Write the material out again, line by line, exactly as it is.

#### Records to process:
☆ ☆ ☆
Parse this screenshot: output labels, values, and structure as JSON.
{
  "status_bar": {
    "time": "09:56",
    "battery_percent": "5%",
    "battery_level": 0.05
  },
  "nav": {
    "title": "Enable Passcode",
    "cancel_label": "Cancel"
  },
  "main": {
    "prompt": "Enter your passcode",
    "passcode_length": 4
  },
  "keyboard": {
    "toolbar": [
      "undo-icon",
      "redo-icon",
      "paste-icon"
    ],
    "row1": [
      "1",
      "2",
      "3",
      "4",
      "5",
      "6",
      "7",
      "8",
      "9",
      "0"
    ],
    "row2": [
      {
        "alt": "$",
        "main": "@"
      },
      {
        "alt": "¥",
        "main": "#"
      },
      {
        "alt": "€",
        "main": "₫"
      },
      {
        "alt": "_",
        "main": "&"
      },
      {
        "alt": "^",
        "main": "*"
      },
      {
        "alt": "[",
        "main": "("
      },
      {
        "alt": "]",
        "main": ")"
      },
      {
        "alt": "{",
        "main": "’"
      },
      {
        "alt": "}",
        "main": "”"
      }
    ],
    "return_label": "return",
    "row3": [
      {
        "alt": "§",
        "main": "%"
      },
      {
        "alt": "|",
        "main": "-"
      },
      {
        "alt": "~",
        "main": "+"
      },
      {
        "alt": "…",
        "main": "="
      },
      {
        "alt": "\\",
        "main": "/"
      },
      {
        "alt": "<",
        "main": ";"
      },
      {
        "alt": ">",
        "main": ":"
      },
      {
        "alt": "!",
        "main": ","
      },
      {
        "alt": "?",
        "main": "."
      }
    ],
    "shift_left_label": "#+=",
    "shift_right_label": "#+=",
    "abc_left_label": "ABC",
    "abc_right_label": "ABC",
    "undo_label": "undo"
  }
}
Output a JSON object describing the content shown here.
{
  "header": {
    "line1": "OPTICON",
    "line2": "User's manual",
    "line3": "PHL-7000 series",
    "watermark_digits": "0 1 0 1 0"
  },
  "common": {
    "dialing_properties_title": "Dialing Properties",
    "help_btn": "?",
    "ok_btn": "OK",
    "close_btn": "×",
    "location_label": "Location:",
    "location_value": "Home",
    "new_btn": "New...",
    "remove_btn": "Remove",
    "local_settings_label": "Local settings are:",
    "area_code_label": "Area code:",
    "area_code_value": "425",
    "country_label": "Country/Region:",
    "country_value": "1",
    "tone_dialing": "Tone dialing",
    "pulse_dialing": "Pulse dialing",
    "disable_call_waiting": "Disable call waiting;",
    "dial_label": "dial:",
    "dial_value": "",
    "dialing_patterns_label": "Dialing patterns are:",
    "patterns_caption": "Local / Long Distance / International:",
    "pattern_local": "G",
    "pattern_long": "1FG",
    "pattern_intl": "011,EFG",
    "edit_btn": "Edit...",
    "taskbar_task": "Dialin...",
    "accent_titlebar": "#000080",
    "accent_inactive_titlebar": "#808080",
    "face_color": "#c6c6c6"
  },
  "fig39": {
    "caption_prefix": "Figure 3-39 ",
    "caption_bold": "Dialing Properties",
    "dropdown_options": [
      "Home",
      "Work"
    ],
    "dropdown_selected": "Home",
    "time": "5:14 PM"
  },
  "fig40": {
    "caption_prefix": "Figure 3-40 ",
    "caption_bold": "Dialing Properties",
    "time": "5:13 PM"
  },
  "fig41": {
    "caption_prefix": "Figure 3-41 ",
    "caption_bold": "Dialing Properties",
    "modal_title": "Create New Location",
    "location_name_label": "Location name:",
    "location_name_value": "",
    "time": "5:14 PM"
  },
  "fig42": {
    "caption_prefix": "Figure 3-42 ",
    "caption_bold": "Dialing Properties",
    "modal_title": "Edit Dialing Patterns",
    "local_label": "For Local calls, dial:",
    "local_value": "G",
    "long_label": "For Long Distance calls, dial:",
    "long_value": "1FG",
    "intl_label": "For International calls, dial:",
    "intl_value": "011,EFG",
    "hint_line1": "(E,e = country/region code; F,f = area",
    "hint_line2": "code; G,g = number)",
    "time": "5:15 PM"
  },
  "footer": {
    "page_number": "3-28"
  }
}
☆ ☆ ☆
#### Task solution:
Parse this screenshot: output labels, values, and structure as JSON.
{
  "status_bar": {
    "time": "09:56",
    "battery_percent": "5%",
    "battery_level": 0.05
  },
  "nav": {
    "title": "Enable Passcode",
    "cancel_label": "Cancel"
  },
  "main": {
    "prompt": "Enter your passcode",
    "passcode_length": 4
  },
  "keyboard": {
    "toolbar": [
      "undo-icon",
      "redo-icon",
      "paste-icon"
    ],
    "row1": [
      "1",
      "2",
      "3",
      "4",
      "5",
      "6",
      "7",
      "8",
      "9",
      "0"
    ],
    "row2": [
      {
        "alt": "$",
        "main": "@"
      },
      {
        "alt": "¥",
        "main": "#"
      },
      {
        "alt": "€",
        "main": "₫"
      },
      {
        "alt": "_",
        "main": "&"
      },
      {
        "alt": "^",
        "main": "*"
      },
      {
        "alt": "[",
        "main": "("
      },
      {
        "alt": "]",
        "main": ")"
      },
      {
        "alt": "{",
        "main": "’"
      },
      {
        "alt": "}",
        "main": "”"
      }
    ],
    "return_label": "return",
    "row3": [
      {
        "alt": "§",
        "main": "%"
      },
      {
        "alt": "|",
        "main": "-"
      },
      {
        "alt": "~",
        "main": "+"
      },
      {
        "alt": "…",
        "main": "="
      },
      {
        "alt": "\\",
        "main": "/"
      },
      {
        "alt": "<",
        "main": ";"
      },
      {
        "alt": ">",
        "main": ":"
      },
      {
        "alt": "!",
        "main": ","
      },
      {
        "alt": "?",
        "main": "."
      }
    ],
    "shift_left_label": "#+=",
    "shift_right_label": "#+=",
    "abc_left_label": "ABC",
    "abc_right_label": "ABC",
    "undo_label": "undo"
  }
}
Output a JSON object describing the content shown here.
{
  "header": {
    "line1": "OPTICON",
    "line2": "User's manual",
    "line3": "PHL-7000 series",
    "watermark_digits": "0 1 0 1 0"
  },
  "common": {
    "dialing_properties_title": "Dialing Properties",
    "help_btn": "?",
    "ok_btn": "OK",
    "close_btn": "×",
    "location_label": "Location:",
    "location_value": "Home",
    "new_btn": "New...",
    "remove_btn": "Remove",
    "local_settings_label": "Local settings are:",
    "area_code_label": "Area code:",
    "area_code_value": "425",
    "country_label": "Country/Region:",
    "country_value": "1",
    "tone_dialing": "Tone dialing",
    "pulse_dialing": "Pulse dialing",
    "disable_call_waiting": "Disable call waiting;",
    "dial_label": "dial:",
    "dial_value": "",
    "dialing_patterns_label": "Dialing patterns are:",
    "patterns_caption": "Local / Long Distance / International:",
    "pattern_local": "G",
    "pattern_long": "1FG",
    "pattern_intl": "011,EFG",
    "edit_btn": "Edit...",
    "taskbar_task": "Dialin...",
    "accent_titlebar": "#000080",
    "accent_inactive_titlebar": "#808080",
    "face_color": "#c6c6c6"
  },
  "fig39": {
    "caption_prefix": "Figure 3-39 ",
    "caption_bold": "Dialing Properties",
    "dropdown_options": [
      "Home",
      "Work"
    ],
    "dropdown_selected": "Home",
    "time": "5:14 PM"
  },
  "fig40": {
    "caption_prefix": "Figure 3-40 ",
    "caption_bold": "Dialing Properties",
    "time": "5:13 PM"
  },
  "fig41": {
    "caption_prefix": "Figure 3-41 ",
    "caption_bold": "Dialing Properties",
    "modal_title": "Create New Location",
    "location_name_label": "Location name:",
    "location_name_value": "",
    "time": "5:14 PM"
  },
  "fig42": {
    "caption_prefix": "Figure 3-42 ",
    "caption_bold": "Dialing Properties",
    "modal_title": "Edit Dialing Patterns",
    "local_label": "For Local calls, dial:",
    "local_value": "G",
    "long_label": "For Long Distance calls, dial:",
    "long_value": "1FG",
    "intl_label": "For International calls, dial:",
    "intl_value": "011,EFG",
    "hint_line1": "(E,e = country/region code; F,f = area",
    "hint_line2": "code; G,g = number)",
    "time": "5:15 PM"
  },
  "footer": {
    "page_number": "3-28"
  }
}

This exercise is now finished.